I’m living in Cairo, over culture shock.  I’m completing my Masters while being courted by the State Department and the World Health Organization.  I’ve met a ton of really great people and am constantly busy with clubs and volunteering for refugees.  My thesis is coming out great and I’m emerging as a professional in my field.  There’s no snow!

3. I got paid. Chelsea is going to take me to the opera for my birthday!  I got a snow day from work.

4. Gonna work on this one….

5. I’m going to the community center twice this week and am going to find a way to connect more with the kids.

Try it, I think it’s working already :)

Tired of Waiting!


I still have about 3 weeks left before I find out anything about Egypt but as my 27th birthday dawns I feel I should be in a different place than I am now.  I can’t help feeling like a kid, still thinking of others as “adults.”  Shouldn’t I already be working on my career?  Or at least my Masters?  I would like to be finished with my Masters by the time I’m 30, but that depends on when I get accepted and actually start my classes.

I do believe in fate, in a way.  I believe the end result is something that is supposed to happen but there are many different ways of getting there.  For instance, what are the chances that I would register for the FSOT and the opening would be on my birthday?  I do know that the date happens more than once :) but it just seems like a good omen.  Who knows, maybe that’s the day I’ll decide on a different career path.  I would like to get into diplomacy eventually, I could skip the process and jump right in.

Bah. Waiting is difficult.  

Saturday, February 20, 2010

Wating Game

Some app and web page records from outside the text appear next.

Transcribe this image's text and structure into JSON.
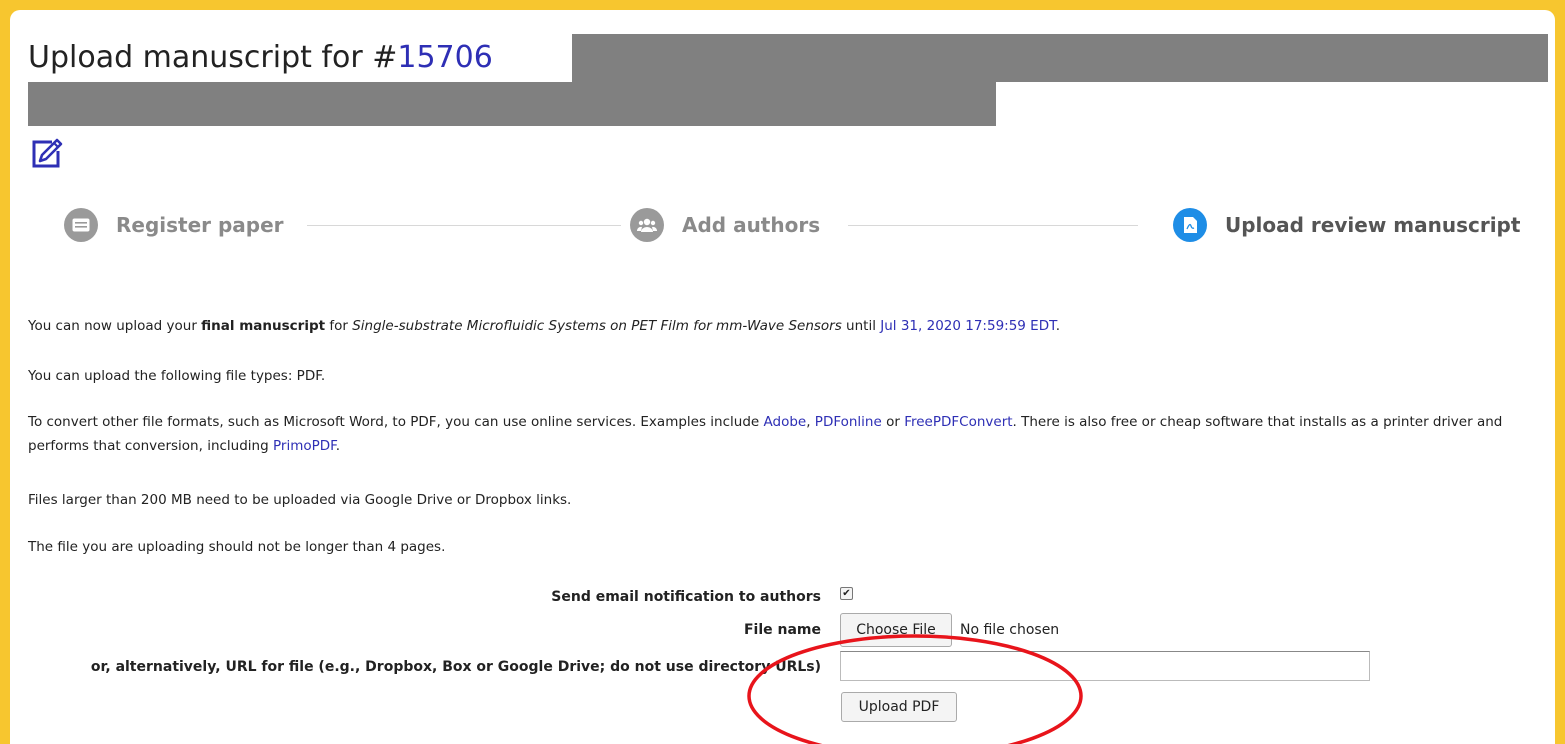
{
  "header": {
    "title_prefix": "Upload manuscript for #",
    "paper_id": "15706"
  },
  "steps": [
    {
      "label": "Register paper",
      "icon": "card-icon",
      "state": "done"
    },
    {
      "label": "Add authors",
      "icon": "users-icon",
      "state": "done"
    },
    {
      "label": "Upload review manuscript",
      "icon": "pdf-icon",
      "state": "active"
    }
  ],
  "info": {
    "p1_before": "You can now upload your ",
    "p1_bold": "final manuscript",
    "p1_for": " for ",
    "p1_title": "Single-substrate Microfluidic Systems on PET Film for mm-Wave Sensors",
    "p1_until": " until ",
    "p1_deadline": "Jul 31, 2020 17:59:59 EDT",
    "p1_end": ".",
    "p2": "You can upload the following file types: PDF.",
    "p3_a": "To convert other file formats, such as Microsoft Word, to PDF, you can use online services. Examples include ",
    "p3_link1": "Adobe",
    "p3_sep1": ", ",
    "p3_link2": "PDFonline",
    "p3_sep2": " or ",
    "p3_link3": "FreePDFConvert",
    "p3_b": ". There is also free or cheap software that installs as a printer driver and performs that conversion, including ",
    "p3_link4": "PrimoPDF",
    "p3_end": ".",
    "p4": "Files larger than 200 MB need to be uploaded via Google Drive or Dropbox links.",
    "p5": "The file you are uploading should not be longer than 4 pages."
  },
  "form": {
    "email_label": "Send email notification to authors",
    "email_checked": true,
    "checkmark": "✔",
    "file_label": "File name",
    "choose_file": "Choose File",
    "no_file": "No file chosen",
    "url_label": "or, alternatively, URL for file (e.g., Dropbox, Box or Google Drive; do not use directory URLs)",
    "url_value": "",
    "upload_button": "Upload PDF"
  },
  "colors": {
    "frame": "#f7c62f",
    "link": "#2e2fb5",
    "step_active": "#1e8de6",
    "step_inactive": "#9a9a9a",
    "annotation": "#e8141b",
    "redaction": "#808080"
  }
}
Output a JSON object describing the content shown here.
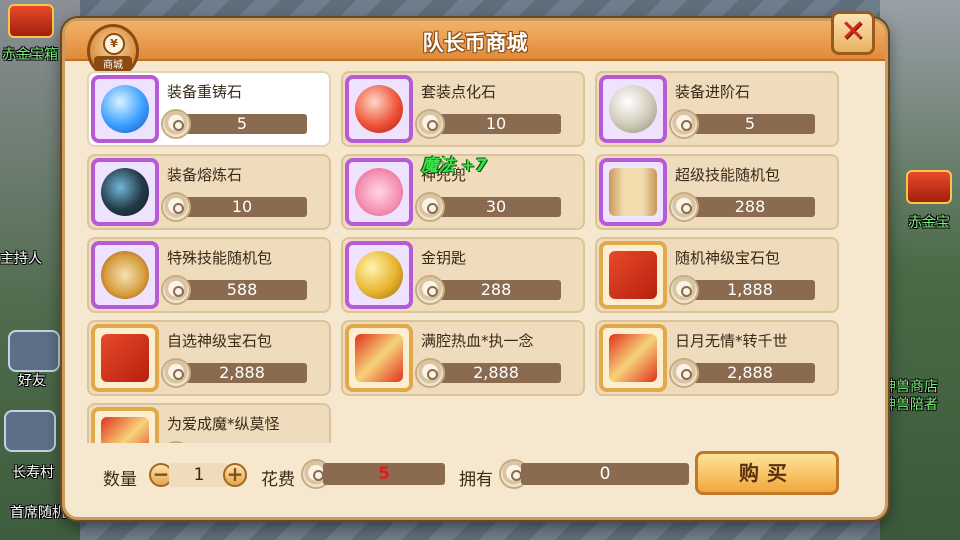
{
  "shop": {
    "title": "队长币商城",
    "badge_label": "商城",
    "badge_symbol": "¥"
  },
  "items": [
    {
      "name": "装备重铸石",
      "price": "5",
      "frame": "purple",
      "art": "blue-orb",
      "selected": true
    },
    {
      "name": "套装点化石",
      "price": "10",
      "frame": "purple",
      "art": "red-orb"
    },
    {
      "name": "装备进阶石",
      "price": "5",
      "frame": "purple",
      "art": "silver-orb"
    },
    {
      "name": "装备熔炼石",
      "price": "10",
      "frame": "purple",
      "art": "dark-orb"
    },
    {
      "name": "神兜兜",
      "price": "30",
      "frame": "purple",
      "art": "pig"
    },
    {
      "name": "超级技能随机包",
      "price": "288",
      "frame": "purple",
      "art": "scroll"
    },
    {
      "name": "特殊技能随机包",
      "price": "588",
      "frame": "purple",
      "art": "yin-yang"
    },
    {
      "name": "金钥匙",
      "price": "288",
      "frame": "purple",
      "art": "key"
    },
    {
      "name": "随机神级宝石包",
      "price": "1,888",
      "frame": "gold",
      "art": "gift"
    },
    {
      "name": "自选神级宝石包",
      "price": "2,888",
      "frame": "gold",
      "art": "gift"
    },
    {
      "name": "满腔热血*执一念",
      "price": "2,888",
      "frame": "gold",
      "art": "card"
    },
    {
      "name": "日月无情*转千世",
      "price": "2,888",
      "frame": "gold",
      "art": "card"
    },
    {
      "name": "为爱成魔*纵莫怪",
      "price": "",
      "frame": "gold",
      "art": "card"
    }
  ],
  "float_text": "魔法 +7",
  "bottom": {
    "quantity_label": "数量",
    "quantity_value": "1",
    "minus": "−",
    "plus": "+",
    "cost_label": "花费",
    "cost_value": "5",
    "owned_label": "拥有",
    "owned_value": "0",
    "buy_label": "购买"
  },
  "background": {
    "left_texts": [
      "赤金宝箱",
      "主持人",
      "好友",
      "长寿村",
      "首席随机"
    ],
    "right_texts": [
      "赤金宝",
      "神兽商店",
      "神兽陪者"
    ]
  }
}
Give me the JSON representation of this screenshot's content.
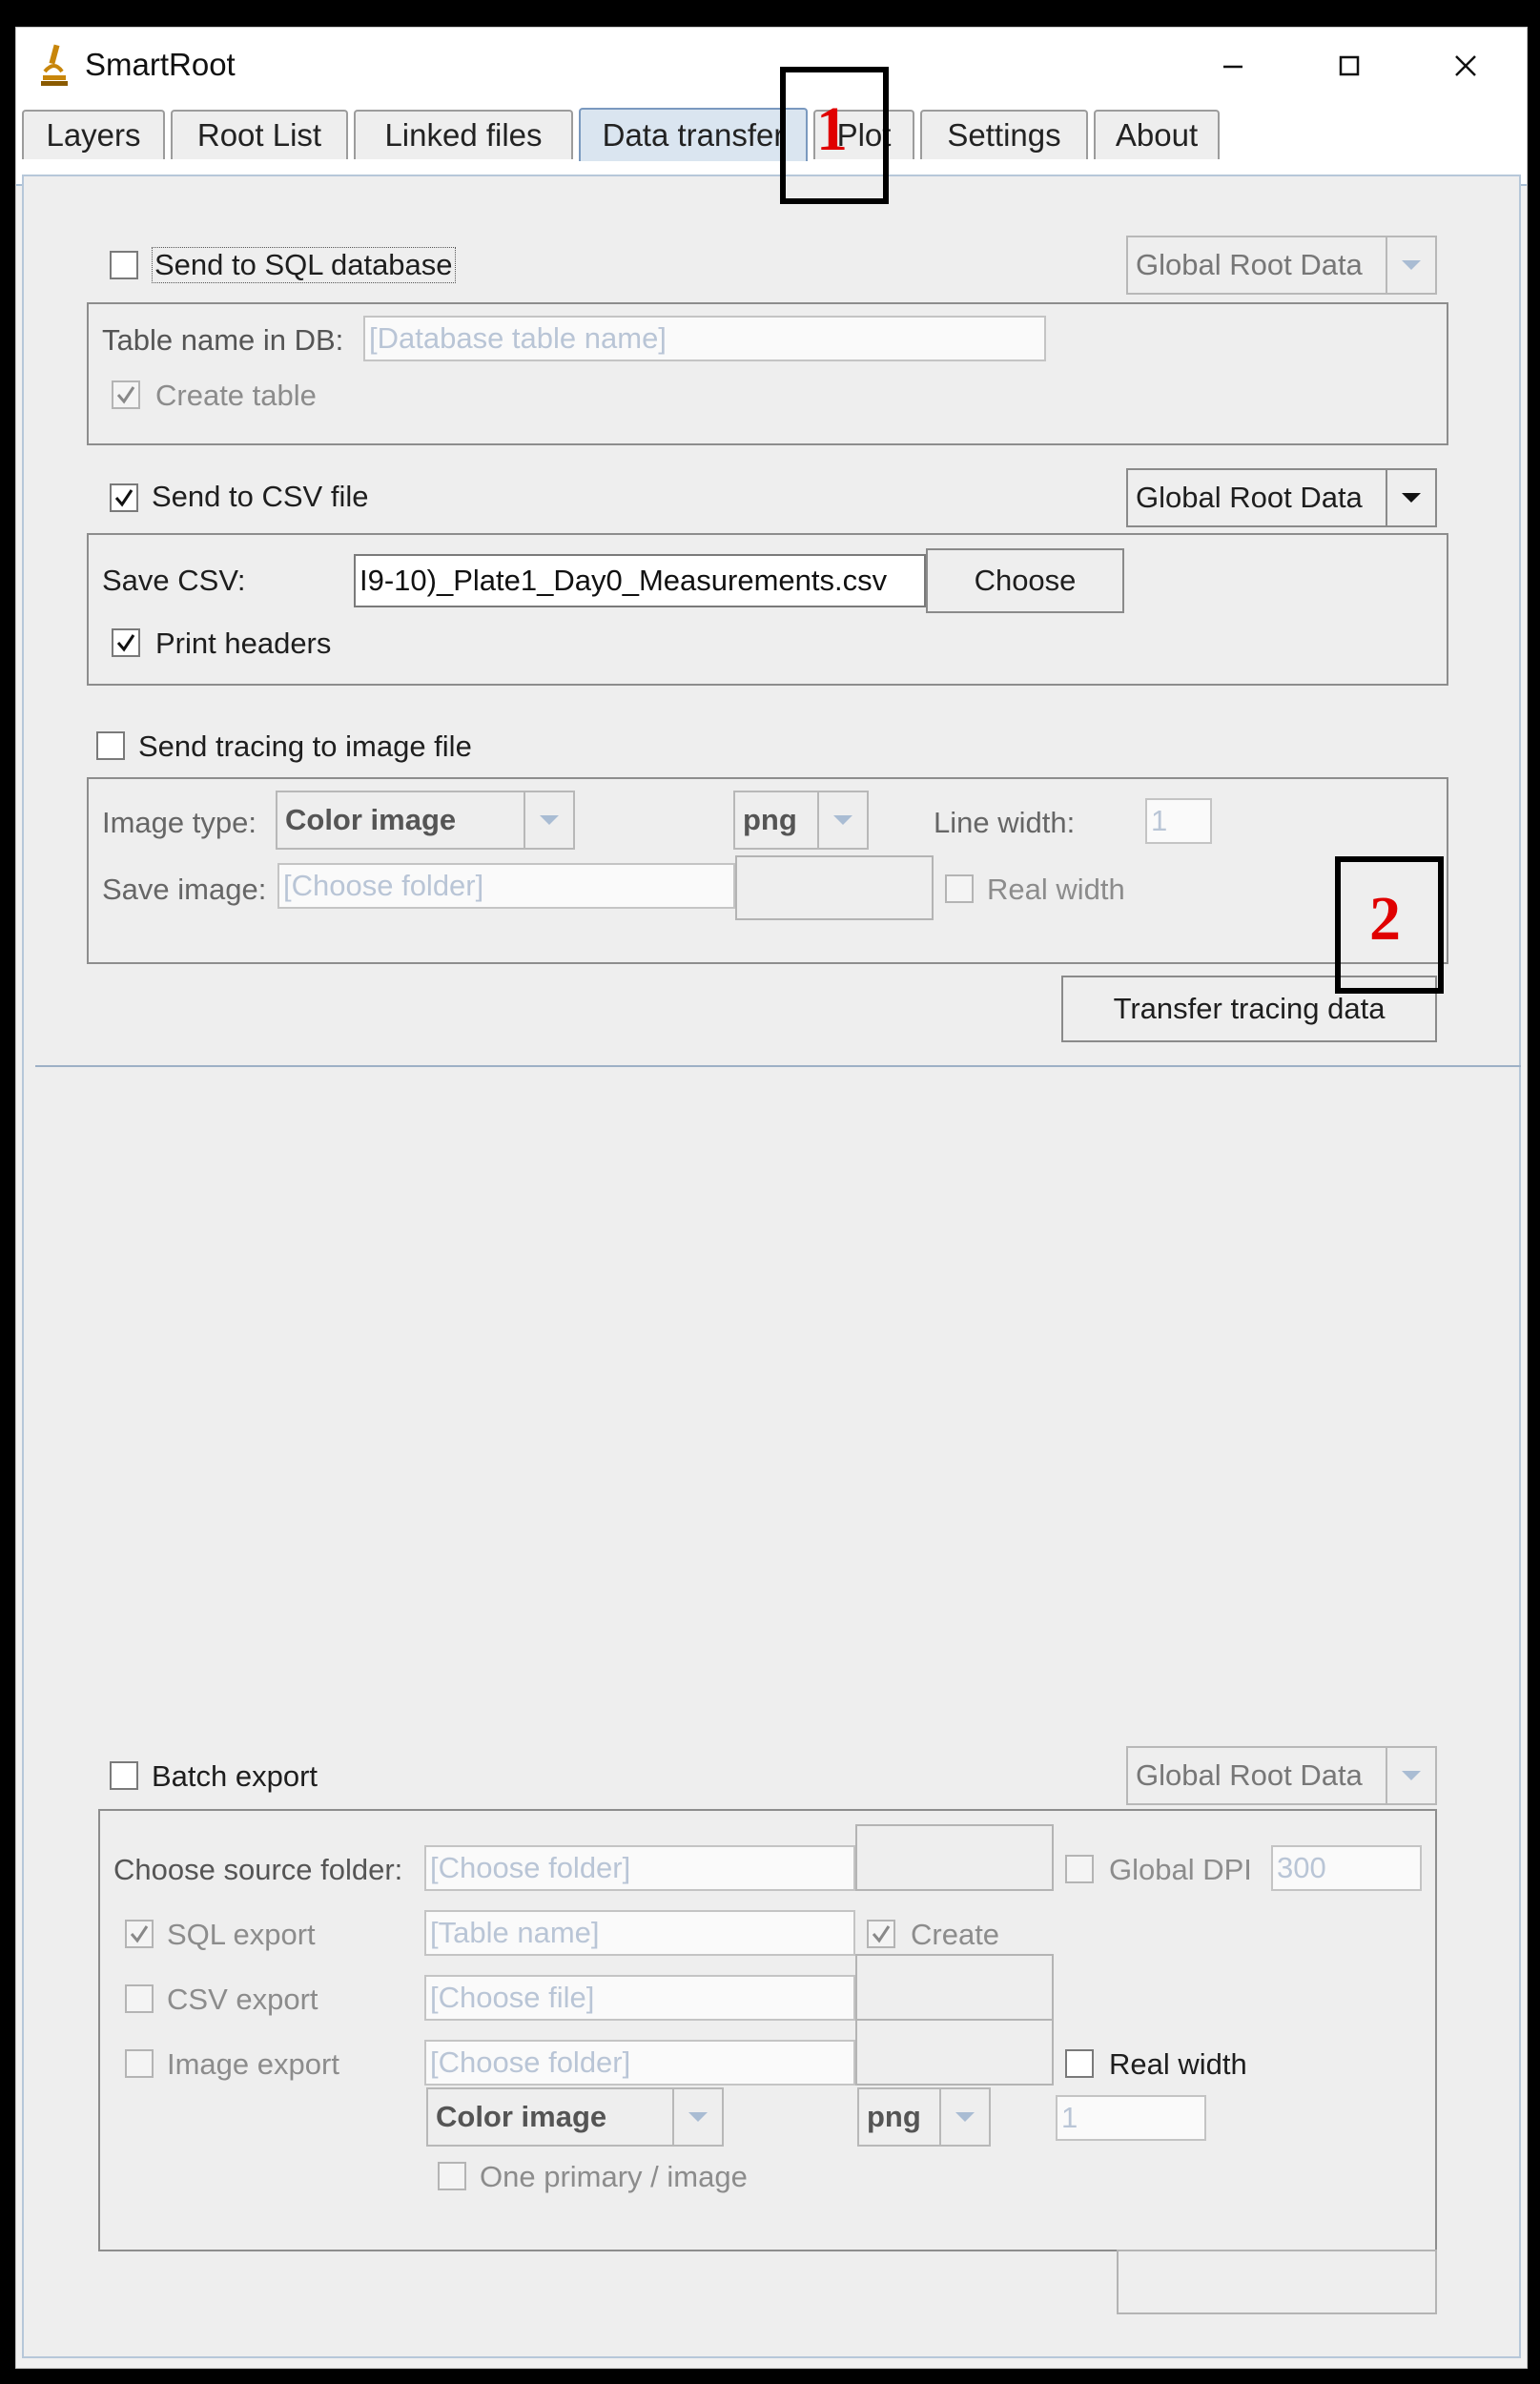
{
  "window": {
    "title": "SmartRoot"
  },
  "tabs": [
    {
      "label": "Layers",
      "active": false
    },
    {
      "label": "Root List",
      "active": false
    },
    {
      "label": "Linked files",
      "active": false
    },
    {
      "label": "Data transfer",
      "active": true
    },
    {
      "label": "Plot",
      "active": false
    },
    {
      "label": "Settings",
      "active": false
    },
    {
      "label": "About",
      "active": false
    }
  ],
  "sql": {
    "checkbox_label": "Send to SQL database",
    "checked": false,
    "combo_value": "Global Root Data",
    "table_label": "Table name in DB:",
    "table_placeholder": "[Database table name]",
    "create_label": "Create table",
    "create_checked": true
  },
  "csv": {
    "checkbox_label": "Send to CSV file",
    "checked": true,
    "combo_value": "Global Root Data",
    "save_label": "Save CSV:",
    "save_value": "I9-10)_Plate1_Day0_Measurements.csv",
    "choose_label": "Choose",
    "headers_label": "Print headers",
    "headers_checked": true
  },
  "image": {
    "checkbox_label": "Send tracing to image file",
    "checked": false,
    "type_label": "Image type:",
    "type_value": "Color image",
    "format_value": "png",
    "line_width_label": "Line width:",
    "line_width_value": "1",
    "save_label": "Save image:",
    "save_placeholder": "[Choose folder]",
    "real_width_label": "Real width"
  },
  "transfer_button": "Transfer tracing data",
  "batch": {
    "checkbox_label": "Batch export",
    "combo_value": "Global Root Data",
    "source_label": "Choose source folder:",
    "source_placeholder": "[Choose folder]",
    "global_dpi_label": "Global DPI",
    "global_dpi_value": "300",
    "sql_label": "SQL export",
    "sql_checked": true,
    "sql_placeholder": "[Table name]",
    "create_label": "Create",
    "create_checked": true,
    "csv_label": "CSV export",
    "csv_placeholder": "[Choose file]",
    "image_label": "Image export",
    "image_placeholder": "[Choose folder]",
    "real_width_label": "Real width",
    "type_value": "Color image",
    "format_value": "png",
    "line_width_value": "1",
    "one_primary_label": "One primary / image"
  },
  "annotations": {
    "first": "1",
    "second": "2"
  },
  "colors": {
    "annotation_number": "#e00000",
    "active_tab": "#dae5f0"
  }
}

So I did submit my application to both the Arabic Language Institute summer session and the Masters program for fall....I submitted in January and wont find out the admission decision until at least March 15th for the ALI. Waiting is the toughest.
I started worrying that I have no contingency plan if i don't get accepted to the programs. After a week of mourning I'll need to do something, as much as I enjoy using my two bachelors degrees to serve coffee I think I want more in life lol. So...since I'm not a patient person I submitted my application to register for the Foreign Services Officer Test for the State Dept. It seems like a really great job, something that would be a good use of my skills and education. They accepted my application and I now registered to take the test- in two weeks. That's a very short time to prepare but since I'm a major procrastinator it might work out for the better for me anyway. I'm not really thinking I'll pass but it gives me something to do lol.
I also need to get started on my paper for the conference which is in a month. Its funny how with a lot of free time I do less than when I had no time at all.
Waiting.....waiting....keeping my sanity by learning things....
Oh! My Arabic is going great! Although my professor moved and I cant take classes here anymore, I found a great website: that has been a great learning tool. I was actually reading greetings and deciphering sentences. Not bad for 4 months of intermittent learning lol.